Flu Preparedness Information

Page updated on Oct 9, 2020 at 10:28 AM

Protect Yourself, Protect Others: Get a Flu Vaccine Every Year

Everyone 6 months of age and older should be vaccinated against the flu. The circulating strains of flu are a good match with those included in this year’s vaccine.

If you are pregnant, you can and should receive the flu shot during any trimester. Pregnant women are at high risk of flu-related complications. If immunized during pregnancy, protective antibodies help protect your baby for up to 6 months after birth. For more information on receiving the flu shot while pregnant, visit the CDC’s website.

Where to Get a Flu Shot

Free Flu Clinics

The Alexandria Health Department (AHD) and the City of Alexandria conducted two free flu shot clinics on September 26, and October 3, administering a total of 1,802 flu vaccines. Vaccinations were administered to 962 participants at a walk-up clinic at Francis C. Hammond Middle School and 840 participants at a drive-through clinic at T.C. Williams High School. The clinic was supported by AHD’s Medical Reserve Corps volunteers and staff from multiple City agencies. 

Flu Shot Alternate Locations Flyer imageOther Locations

If you are unable to make it to a flu clinic, you can still receive a flu shot at:

  • Doctor’s offices or clinics

  • Drug stores

  • Grocery stores with a pharmacy

  • The Alexandria Health Department

Regardless of where you receive your flu shot, there are some things you can do to make sure your trip is successful:

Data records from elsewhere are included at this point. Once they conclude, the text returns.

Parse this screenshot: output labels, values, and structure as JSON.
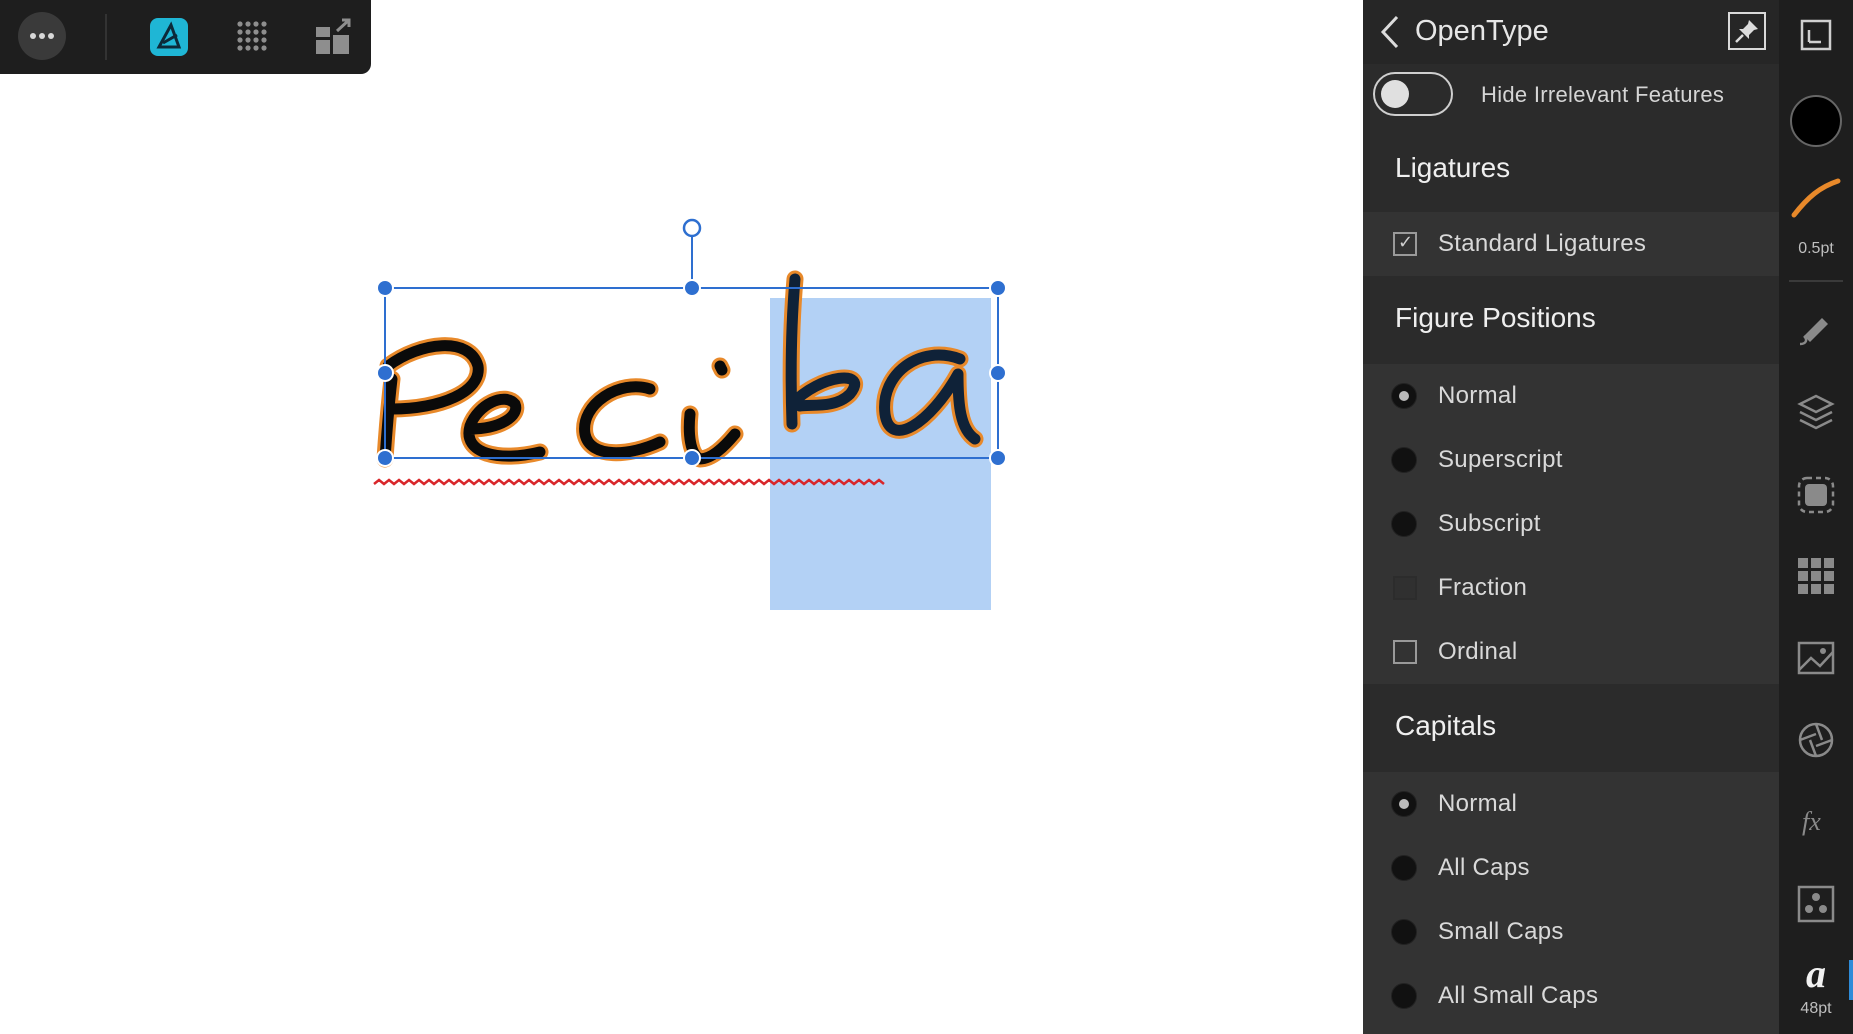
{
  "panel": {
    "title": "OpenType",
    "hide_irrelevant_label": "Hide Irrelevant Features",
    "sections": {
      "ligatures": {
        "title": "Ligatures",
        "standard_ligatures": "Standard Ligatures"
      },
      "figure_positions": {
        "title": "Figure Positions",
        "normal": "Normal",
        "superscript": "Superscript",
        "subscript": "Subscript",
        "fraction": "Fraction",
        "ordinal": "Ordinal"
      },
      "capitals": {
        "title": "Capitals",
        "normal": "Normal",
        "all_caps": "All Caps",
        "small_caps": "Small Caps",
        "all_small_caps": "All Small Caps"
      }
    }
  },
  "strip": {
    "stroke_width": "0.5pt",
    "font_size": "48pt",
    "font_glyph": "a"
  },
  "colors": {
    "accent": "#2e6fd0",
    "selection": "#b3d1f5",
    "stroke_orange": "#e8892a",
    "spell_underline": "#d9262a"
  }
}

  • Call ahead to check that vaccines are still available, and whether an appointment or fees are required

  • If you’re 65 or over, ask whether the provider has the high dose vaccine for seniors

  • Wear a mask on your visit

  • Don’t get the vaccine if you’re sick

For questions, call the Alexandria Health Department at 703.746.4888

The Flu, COVID-19 and You

Influenza (Flu) and COVID-19 are both contagious respiratory illnesses, but they are caused by different viruses. 

Because some of the symptoms of flu and COVID-19 are similar, it may be hard to tell the difference between them based on symptoms alone, and COVID-19 testing may be needed to help confirm a diagnosis. Flu and COVID-19 share many characteristics, but there are some key differences between the two. 

AHD encourages everyone to get a flu vaccine as an important step for personal and community health. If you are over 65 years old, ask your healthcare provider if the senior, high dose flu shot is available. Bring a pen to complete forms and minimize shared materials. 

For more information, check out the CDC's webpage on the flu and COVID-19.

Prevent the Spread of Germs: Cover Coughs and Sneezes

  • Cough and sneeze into your sleeve. This prevents germs from getting on your hands, which then leave germs on the things you touch (door knobs, hand rails, light switches, etc). Flu can survive on these surfaces for several hours!

  • If you use a tissue to cover your nose and mouth when you cough or sneeze, throw the tissue in the trash after you use it.

Stay Home When You are Sick

  • If you or your child has a fever, stay home! You or your child should be fever-free for at least 24 hours before returning to work or school. A fever should be gone without the use of fever-reducing medicine (like Tylenol)

  • If you are sick, do not visit loved ones in the hospital, nursing home, or any facility housing the elderly and/or anyone in frail health. People with certain health conditions are more likely to have complications that result in hospitalization or even death. Limiting contact with others as much as possible while you are sick keeps you from infecting them.

Wash Your Hands

  • Wash your hands often with soap and water

  • If soap and water are not readily available, use an alcohol-based hand rub.

Stay informed